The Highfive hardware and service are designed to require no additional configuration steps for a great experience. If you’ve met the the Network and Device Requirements for Highfive and are experiencing degraded Highfive call quality, the following steps may help find and eliminate the source of the problem.
Important: Please consult with your IT team or network administrator before making any changes to the network settings to ensure you are not violating any organizational or regulatory policies.
Review Your Ethernet Connectivity Settings
The minimum-supported connection speed is 100 Mbps. It is unlikely that video conferencing will function effectively on 10 Mbps network connections.
We also recommend enabling flow control for 100 Mbps connections.
As of June 2018, Highfive supports the DSCP tag AF41 for all video, audio and STUN traffic on the LAN. Qos works for computers running OS X, Linux, ChromeOS, and for Windows configurations where the client machines are part of a domain.
Whitelist the Highfive-Related URLs
Some networks have proxies or rules that require whitelisting one or more of the following addresses and ports to allow proper communication with the Highfive service:
- *.highfive.com (HTTP 80, TCP 443, UDP 5005), for Highfive Meeting Control
- *.highfive.services (TCP 443), for Highfive Meeting Content and Telemetry Data
- *.media.highfive.services (TCP 443), for Highfive Meeting Signaling
- *.dolbyvoice.com (TCP 443), for Dolby conference phone provisioning
- dvwx47tzn54nr.cloudfront.net (TCP 443), our CDN
Assign Highfive to a Dedicated VLAN
For a simplified setup, consider assigning your Highfive equipment to a dedicated VLAN, and have that VLAN configured with unrestricted access to external services and other devices on the same VLAN.
- Highfive does not require that local users be able to directly access our devices: All meeting-related transmissions are directly with the meeting servers.
Having Highfive on a dedicated VLAN means you can keep your existing network configuration and security rules without negatively affecting the network traffic throughput that comes with using a realtime video conferencing service like Highfive.
Resolve Potential Traffic Management Restrictions
Apply the following network recommendations can help to eliminate problems with realtime video conferencing traffic.
- Routing Priorities. Wherever possible, set the routing priority for Highfive traffic to "realtime" in your network.
- Traffic-shaping and bandwidth-shaping rules. Set Highfive traffic at the highest available priority to ensure it gets routed most efficiently.
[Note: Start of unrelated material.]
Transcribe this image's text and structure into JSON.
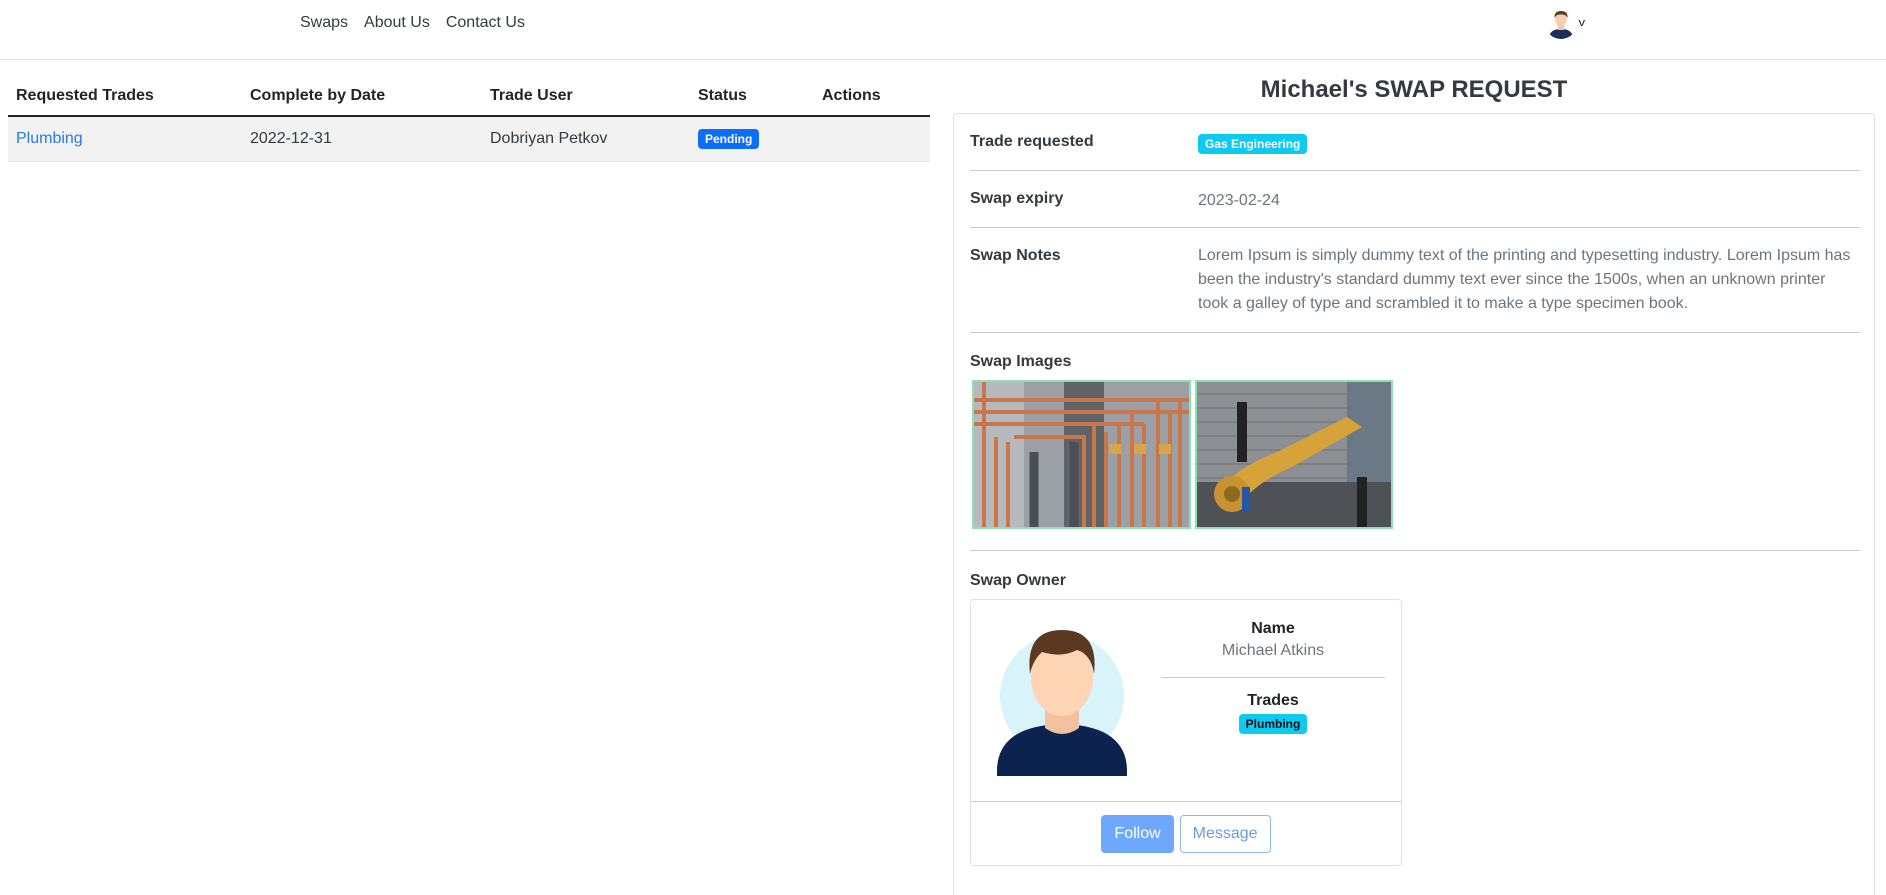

- Deep-packet inspection rules and devices (DPI). Exclude Highfive traffic from passing through the any DPI process to help ensure a smooth link between client devices and the meeting servers. DPI devices can interrupt realtime traffic flow in a way that leads to higher latency, data bursts, and more retransmission.
- Application Layer Firewalls. If Highfive traffic is being monitored by an application layer firewall, this can harm the realtime traffic needs of video conferencing by adding lag, causing packet timeouts, and contributing to jitter.